The Baltimore Ravens fired offensive coordinator Cam Cameron on Monday following a crushing late game collapse against the Washington Redskins. While the timing of Cameron’s firing was curious and spelled of desperation the result was celebrated by many Ravens fans. Cameron’s offenses had been inconsistent, his play calling often baffling, and his in-game adjustments seemingly non-existent in just less than five seasons.
The fact that Cameron was dismissed the day after his team scored 28 points on the road says something about the depth of Baltimore’s offensive dysfunction. The loss to Washington could’ve been blamed on the Ravens injury-riddled defense. Baltimore has operated without major contributors on defense for much of the season and was down to its third string middle linebackers against the Redskins. The fact that the Ravens defense surrendered late game leads in consecutive weeks is no great shock to anyone who has watched the team throughout the season.

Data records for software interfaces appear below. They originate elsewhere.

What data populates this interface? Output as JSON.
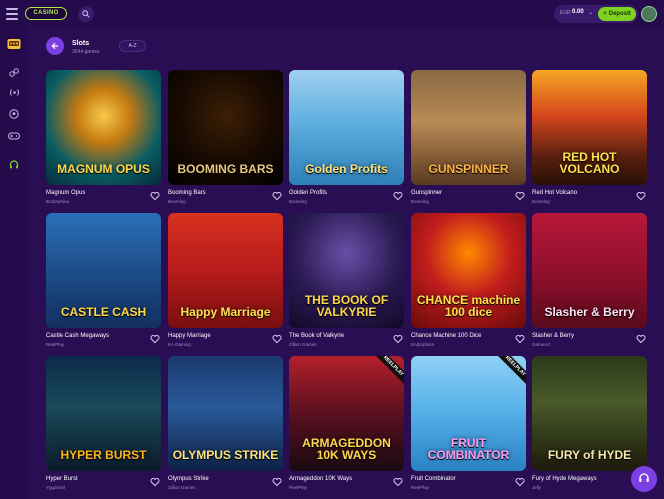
{
  "header": {
    "logo_text": "CASINO",
    "balance_currency": "EUR",
    "balance_amount": "0.00",
    "deposit_label": "Deposit"
  },
  "page": {
    "title": "Slots",
    "subtitle": "3544 games",
    "sort_label": "A-Z"
  },
  "games": [
    {
      "name": "Magnum Opus",
      "provider": "Endorphina",
      "art_title": "MAGNUM OPUS",
      "ribbon": ""
    },
    {
      "name": "Booming Bars",
      "provider": "Booming",
      "art_title": "BOOMING BARS",
      "ribbon": ""
    },
    {
      "name": "Golden Profits",
      "provider": "Booming",
      "art_title": "Golden Profits",
      "ribbon": ""
    },
    {
      "name": "Gunspinner",
      "provider": "Booming",
      "art_title": "GUNSPINNER",
      "ribbon": ""
    },
    {
      "name": "Red Hot Volcano",
      "provider": "Booming",
      "art_title": "RED HOT VOLCANO",
      "ribbon": ""
    },
    {
      "name": "Castle Cash Megaways",
      "provider": "ReelPlay",
      "art_title": "CASTLE CASH",
      "ribbon": ""
    },
    {
      "name": "Happy Marriage",
      "provider": "KA Gaming",
      "art_title": "Happy Marriage",
      "ribbon": ""
    },
    {
      "name": "The Book of Valkyrie",
      "provider": "Zillion Games",
      "art_title": "THE BOOK OF VALKYRIE",
      "ribbon": ""
    },
    {
      "name": "Chance Machine 100 Dice",
      "provider": "Endorphina",
      "art_title": "CHANCE machine 100 dice",
      "ribbon": ""
    },
    {
      "name": "Slasher & Berry",
      "provider": "GameArt",
      "art_title": "Slasher & Berry",
      "ribbon": ""
    },
    {
      "name": "Hyper Burst",
      "provider": "Yggdrasil",
      "art_title": "HYPER BURST",
      "ribbon": ""
    },
    {
      "name": "Olympus Strike",
      "provider": "Zillion Games",
      "art_title": "OLYMPUS STRIKE",
      "ribbon": ""
    },
    {
      "name": "Armageddon 10K Ways",
      "provider": "ReelPlay",
      "art_title": "ARMAGEDDON 10K WAYS",
      "ribbon": "REELPLAY"
    },
    {
      "name": "Fruit Combinator",
      "provider": "ReelPlay",
      "art_title": "FRUIT COMBINATOR",
      "ribbon": "REELPLAY"
    },
    {
      "name": "Fury of Hyde Megaways",
      "provider": "Jelly",
      "art_title": "FURY of HYDE",
      "ribbon": ""
    }
  ],
  "theme": {
    "background": "#2a0e54",
    "accent": "#7b3fe4",
    "deposit_green": "#7ed321"
  },
  "icons": [
    "menu-icon",
    "search-icon",
    "chevron-down-icon",
    "plus-icon",
    "back-arrow-icon",
    "heart-icon",
    "chat-icon"
  ]
}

Despite the defensive struggles fans have always been quick to point the finger of blame at Cameron and QB Joe Flacco. Ravens fans are so accustomed to the team’s defense bailing out the offense that the former’s struggles have largely been brushed aside. The Ravens knew that this would be a transitional year for the defense. The team lost four major contributors to free agency and figured to be without OLB Terrell Suggs for much of the season as he rehabbed from offseason surgery. The early season injuries to LB Ray Lewis and CB Lardarius Webb further weakened the Baltimore defense.
After surrendering late game leads to the Charlie Batch-led Steelers and the Redskins in consecutive weeks one would assume that defensive coordinator Dean Pees would be on the chopping block. Canning Dean Pees would have been punitive and had little effect on the field. A new defensive coordinator wasn’t going to make Lewis, Suggs and Webb healthy. Instead it was Cameron who got the axe.
Perhaps the Ravens’ disjointed final drive of Sunday’s first half was the final straw for coach John Harbaugh. Flacco’s visible frustration with Cameron, and his looming contract situation, likely played a major role in Cam’s ouster as well. Flacco has been successful in his five seasons in Baltimore but the same inconsistencies that have troubled the fan base have likely frustrated the quarterback. Flacco is a free agent following the season and it’s arguable that Cameron’s offense wasn’t making the most of the QB’s talents. Flacco is going to get big bucks from the Ravens, or someone else, but Cameron may have been limiting his earning potential.
Replacing Cameron now gives Baltimore a bit of a jolt heading into the season’s final stretch. Management may be hoping that the change lights a fire under the entire team. Rumor has it that Cameron was about as popular with the team as he was with fans. The move also gives the Ravens a chance to audition Jim Caldwell for the offensive coordinator job for next season. Flacco will be under more pressure than ever. The Ravens can slap the franchise tag on Flacco after the season and give him a full season with a new coordinator before deciding to commit close to $100 million to a QB who still struggles with consistency and backside sensing pressure.
I’m not one of those fans who scream for coaches to lose their jobs but it was time for a change. The Ravens were right to remove Cameron but the problem is they did it about 14 months too late. The Ravens aren’t going to suddenly get younger or healthier on defense. The defensive unit is a banged-up shell of its former self. The only way Baltimore can achieve postseason success this season is with an efficient, high-scoring offense. Despite the team’s success over the past five seasons Cameron was never able to deliver the type of offensive efficiency required to make Baltimore an elite team. While it’s unlikely that Caldwell is going to turn the Ravens into the Patriots over the next three weeks it’s worth a shot.
Cam Cameron is out, Jim Caldwell is in, and the fans of Baltimore can now begin their search for a new scapegoat.